The committee was challenged by the limited data and existing scientific literature in a number of key areas. There are no comprehensive national indicators of the health status of adolescents that place particular emphasis on behavioral and developmental health. Specifically, information is lacking by selected population characteristics (e.g., income, racial and ethnic status, geographic location) and other circumstances (e.g., LGBT, in the foster care system) that would provide longitudinal trends and enable comparison of the health behaviors of selected adolescent populations as they grow. Health services for adolescents are delivered in myriad settings and through varied institutional structures, and data on and evaluation of services are limited, thus making comprehensive assessment of the quality of service delivery, as well as comparison of different settings and services, a further challenge. Information on issues related to the adolescent health workforce, such as competency requirements for health professionals who work with adolescents, is also difficult to obtain. Finally, while there may be costs associated with the recommendations presented in this report, the committee did not address these economic implications. Such an analysis was beyond the scope of the study charge and the committee’s expertise. A future topic for research, therefore, is whether implementing the committee’s recommendations would require additional resources or could be financed through reallocation of current investments.
The committee was charged broadly with an examination of adolescent health and health services. However, the charge did not specify what ages fall within the period of adolescence and what “health” should encompass. Therefore, one of the committee’s early tasks was to reach consensus on how to define these terms in reviewing the literature.

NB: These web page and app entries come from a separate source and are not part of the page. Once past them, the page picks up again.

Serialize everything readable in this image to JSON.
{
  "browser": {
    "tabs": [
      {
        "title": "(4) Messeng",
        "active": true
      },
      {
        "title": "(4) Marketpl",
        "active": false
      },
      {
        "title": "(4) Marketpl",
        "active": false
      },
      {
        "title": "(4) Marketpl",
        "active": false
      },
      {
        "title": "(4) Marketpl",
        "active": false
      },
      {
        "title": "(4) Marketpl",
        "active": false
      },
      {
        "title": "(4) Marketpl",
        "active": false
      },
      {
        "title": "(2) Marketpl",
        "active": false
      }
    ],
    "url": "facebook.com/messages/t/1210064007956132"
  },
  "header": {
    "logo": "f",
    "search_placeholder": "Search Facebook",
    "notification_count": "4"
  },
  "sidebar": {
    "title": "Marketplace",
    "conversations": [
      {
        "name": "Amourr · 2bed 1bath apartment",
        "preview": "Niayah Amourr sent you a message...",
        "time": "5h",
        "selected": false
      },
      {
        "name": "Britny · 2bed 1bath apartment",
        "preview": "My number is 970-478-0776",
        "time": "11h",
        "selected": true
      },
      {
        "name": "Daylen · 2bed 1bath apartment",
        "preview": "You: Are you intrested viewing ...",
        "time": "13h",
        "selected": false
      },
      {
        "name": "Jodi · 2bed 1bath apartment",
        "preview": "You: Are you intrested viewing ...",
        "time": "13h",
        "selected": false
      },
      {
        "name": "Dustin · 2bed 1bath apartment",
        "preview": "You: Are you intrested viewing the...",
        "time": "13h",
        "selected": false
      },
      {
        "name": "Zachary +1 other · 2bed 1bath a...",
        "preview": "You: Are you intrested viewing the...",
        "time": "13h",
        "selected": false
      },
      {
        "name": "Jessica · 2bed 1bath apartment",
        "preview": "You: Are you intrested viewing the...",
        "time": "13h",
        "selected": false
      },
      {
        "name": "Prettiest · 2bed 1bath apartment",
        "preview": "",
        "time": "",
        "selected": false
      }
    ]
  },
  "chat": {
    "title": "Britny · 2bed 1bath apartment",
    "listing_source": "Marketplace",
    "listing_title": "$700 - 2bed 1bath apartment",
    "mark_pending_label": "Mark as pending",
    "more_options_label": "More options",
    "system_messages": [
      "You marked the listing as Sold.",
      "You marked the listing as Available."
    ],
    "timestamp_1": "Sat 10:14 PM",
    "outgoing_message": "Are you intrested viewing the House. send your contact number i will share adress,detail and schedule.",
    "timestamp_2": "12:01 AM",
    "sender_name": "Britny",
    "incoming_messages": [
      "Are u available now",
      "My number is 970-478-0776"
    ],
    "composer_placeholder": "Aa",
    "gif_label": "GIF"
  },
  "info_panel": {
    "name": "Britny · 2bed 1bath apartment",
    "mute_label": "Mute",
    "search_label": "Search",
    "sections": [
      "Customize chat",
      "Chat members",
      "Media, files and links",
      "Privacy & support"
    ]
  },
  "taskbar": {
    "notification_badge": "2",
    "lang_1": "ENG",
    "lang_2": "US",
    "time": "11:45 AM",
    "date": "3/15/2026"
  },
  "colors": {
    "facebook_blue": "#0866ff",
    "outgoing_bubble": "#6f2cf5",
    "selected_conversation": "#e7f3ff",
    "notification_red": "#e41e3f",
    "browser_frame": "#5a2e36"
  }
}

The period of adolescence is influenced by social, cultural, economic, and physical elements, and the boundaries of this life phase are not precise. As a period in the life span, adolescence is a fairly new concept, recognized first at the beginning of the twentieth century. Psychologist G. Stanley Hall wrote a two-volume book in 1904 in which he described the nature of teens and argued that their specific developmental period required particular types of supports. The concept of adolescence became increasingly popular throughout the twentieth century as society changed its perspective on children. The view of children shifted from their being simply members of